→ Try it: Copy out each line of the data that holds the string "name".

'''

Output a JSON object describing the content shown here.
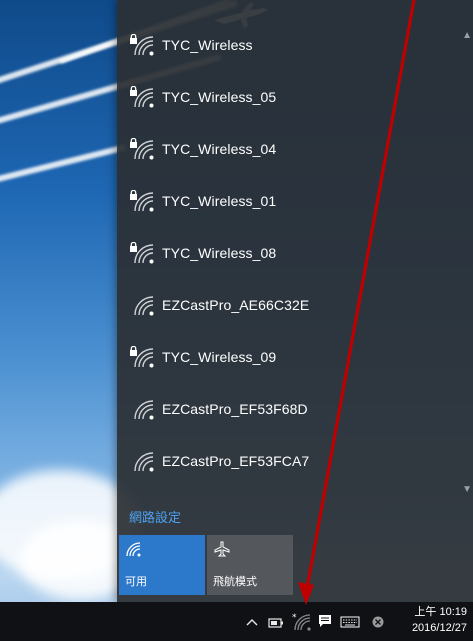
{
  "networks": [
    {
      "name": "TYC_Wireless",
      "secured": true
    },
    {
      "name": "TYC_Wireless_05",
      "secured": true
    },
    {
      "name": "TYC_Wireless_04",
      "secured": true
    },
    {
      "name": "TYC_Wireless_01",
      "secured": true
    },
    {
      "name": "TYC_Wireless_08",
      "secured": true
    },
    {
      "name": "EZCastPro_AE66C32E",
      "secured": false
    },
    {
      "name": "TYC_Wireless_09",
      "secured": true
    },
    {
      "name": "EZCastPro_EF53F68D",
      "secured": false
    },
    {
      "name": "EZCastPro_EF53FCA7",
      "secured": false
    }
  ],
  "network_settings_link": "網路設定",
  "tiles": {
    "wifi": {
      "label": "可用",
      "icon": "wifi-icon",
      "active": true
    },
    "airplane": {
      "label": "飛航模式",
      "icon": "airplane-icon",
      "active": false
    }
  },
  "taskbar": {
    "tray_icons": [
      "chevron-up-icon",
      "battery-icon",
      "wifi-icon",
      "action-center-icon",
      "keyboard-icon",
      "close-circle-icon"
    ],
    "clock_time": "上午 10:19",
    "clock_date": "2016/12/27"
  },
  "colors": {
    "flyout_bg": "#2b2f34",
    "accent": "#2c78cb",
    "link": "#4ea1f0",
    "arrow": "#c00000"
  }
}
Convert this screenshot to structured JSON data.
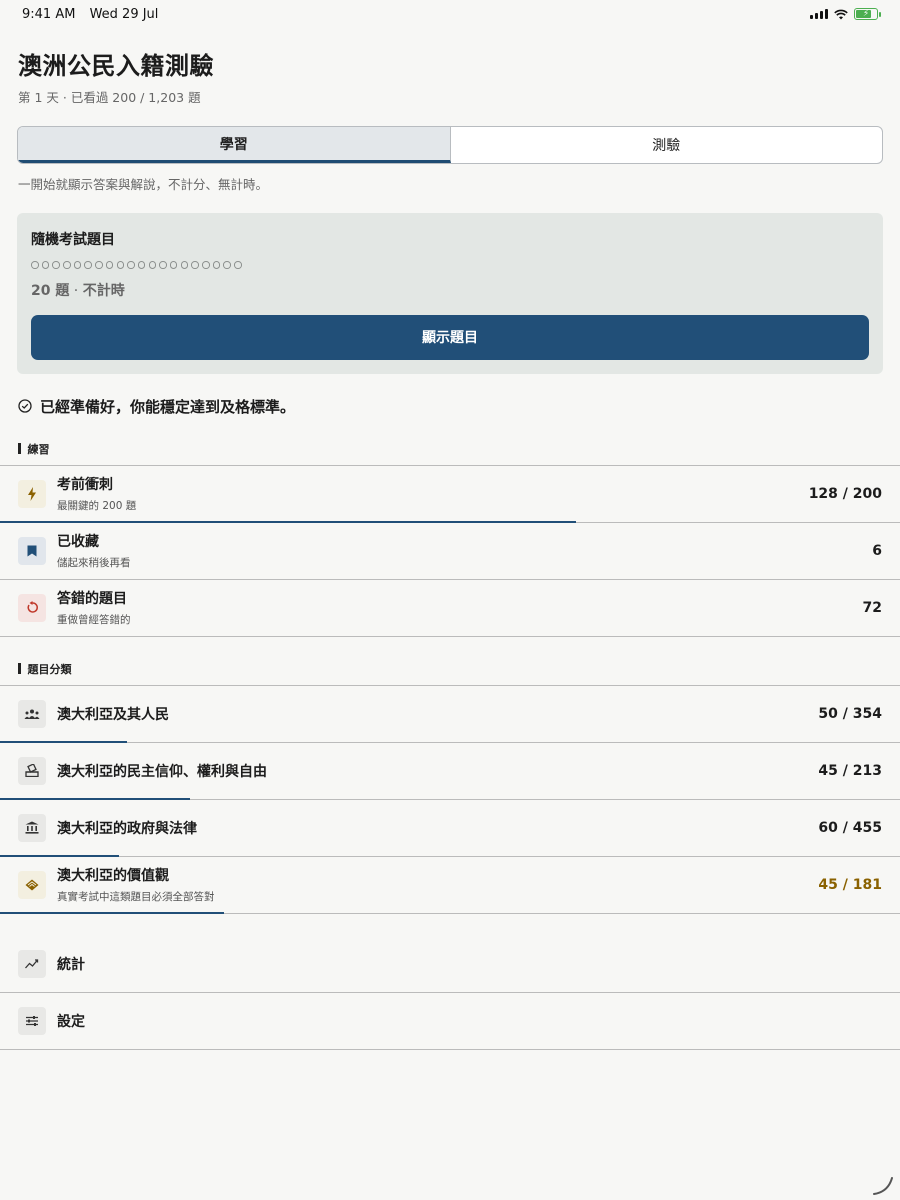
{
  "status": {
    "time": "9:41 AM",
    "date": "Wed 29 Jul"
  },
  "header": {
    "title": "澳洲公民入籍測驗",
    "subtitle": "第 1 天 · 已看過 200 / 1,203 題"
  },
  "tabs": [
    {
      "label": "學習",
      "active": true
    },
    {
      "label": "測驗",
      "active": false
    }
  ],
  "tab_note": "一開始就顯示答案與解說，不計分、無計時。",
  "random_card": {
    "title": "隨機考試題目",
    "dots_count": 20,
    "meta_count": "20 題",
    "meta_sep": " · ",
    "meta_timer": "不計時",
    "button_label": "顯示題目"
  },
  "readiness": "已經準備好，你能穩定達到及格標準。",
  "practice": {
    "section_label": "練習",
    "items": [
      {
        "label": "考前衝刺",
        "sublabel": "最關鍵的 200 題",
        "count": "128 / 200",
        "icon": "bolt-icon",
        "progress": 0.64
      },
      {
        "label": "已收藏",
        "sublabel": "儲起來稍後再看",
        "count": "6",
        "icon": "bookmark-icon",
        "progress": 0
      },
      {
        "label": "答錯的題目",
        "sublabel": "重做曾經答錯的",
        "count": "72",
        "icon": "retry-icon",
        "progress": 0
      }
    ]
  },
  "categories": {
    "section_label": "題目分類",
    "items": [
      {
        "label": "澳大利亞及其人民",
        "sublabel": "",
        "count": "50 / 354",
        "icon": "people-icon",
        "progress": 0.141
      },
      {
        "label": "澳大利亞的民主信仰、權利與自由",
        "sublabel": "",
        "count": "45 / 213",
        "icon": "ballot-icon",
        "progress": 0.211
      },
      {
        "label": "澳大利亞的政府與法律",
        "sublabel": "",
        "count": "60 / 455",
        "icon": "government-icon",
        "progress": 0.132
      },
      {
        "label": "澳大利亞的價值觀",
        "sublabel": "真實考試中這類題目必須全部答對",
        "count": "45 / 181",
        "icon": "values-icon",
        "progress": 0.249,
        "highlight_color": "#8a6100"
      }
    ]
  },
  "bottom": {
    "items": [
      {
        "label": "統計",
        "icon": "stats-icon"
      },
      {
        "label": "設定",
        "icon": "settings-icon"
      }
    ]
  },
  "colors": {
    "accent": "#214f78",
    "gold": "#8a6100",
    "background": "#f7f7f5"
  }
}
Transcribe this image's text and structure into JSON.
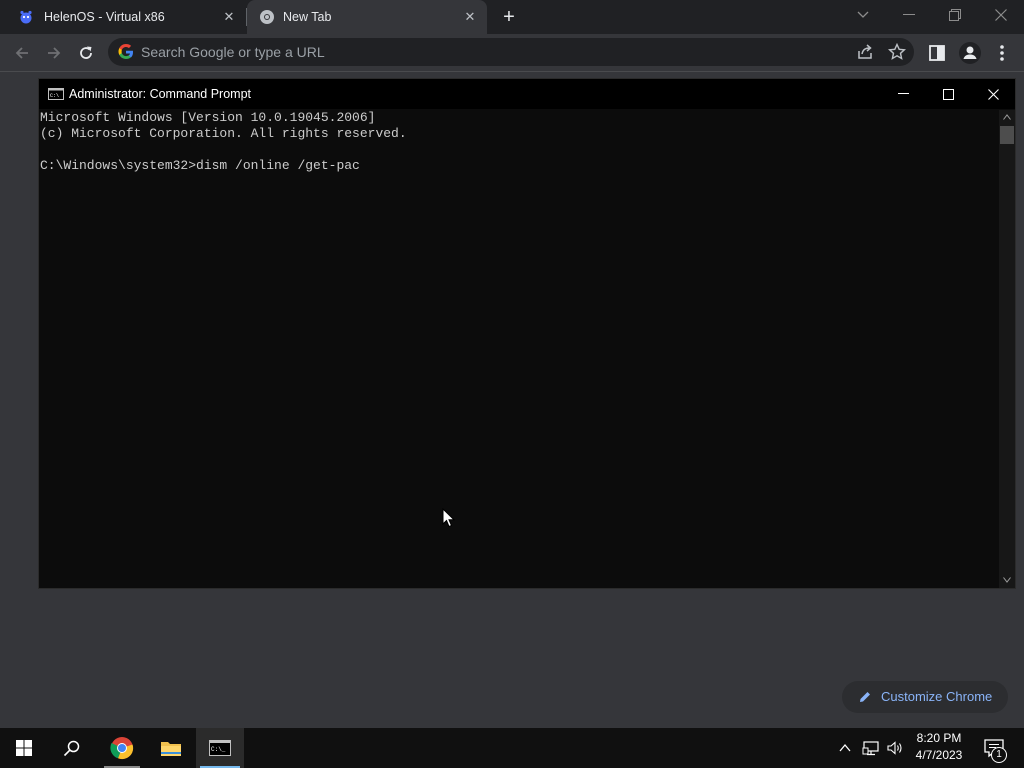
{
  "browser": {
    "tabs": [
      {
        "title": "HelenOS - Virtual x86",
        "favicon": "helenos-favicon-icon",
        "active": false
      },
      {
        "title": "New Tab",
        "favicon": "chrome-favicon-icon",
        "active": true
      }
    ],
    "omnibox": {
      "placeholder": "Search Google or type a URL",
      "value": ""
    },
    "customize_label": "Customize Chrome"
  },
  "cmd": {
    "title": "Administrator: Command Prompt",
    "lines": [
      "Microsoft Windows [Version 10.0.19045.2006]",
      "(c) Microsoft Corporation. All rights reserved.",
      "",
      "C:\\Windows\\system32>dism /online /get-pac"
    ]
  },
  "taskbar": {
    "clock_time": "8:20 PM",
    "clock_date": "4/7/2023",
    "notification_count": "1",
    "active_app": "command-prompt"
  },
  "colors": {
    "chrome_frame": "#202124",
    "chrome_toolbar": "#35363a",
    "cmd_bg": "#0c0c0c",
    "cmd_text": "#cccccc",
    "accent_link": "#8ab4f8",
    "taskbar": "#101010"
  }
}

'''

→ Solution below:
      "name": "TYC_Wireless",
      "name": "TYC_Wireless_05",
      "name": "TYC_Wireless_04",
      "name": "TYC_Wireless_01",
      "name": "TYC_Wireless_08",
      "name": "EZCastPro_AE66C32E",
      "name": "TYC_Wireless_09",
      "name": "EZCastPro_EF53F68D",
      "name": "EZCastPro_EF53FCA7",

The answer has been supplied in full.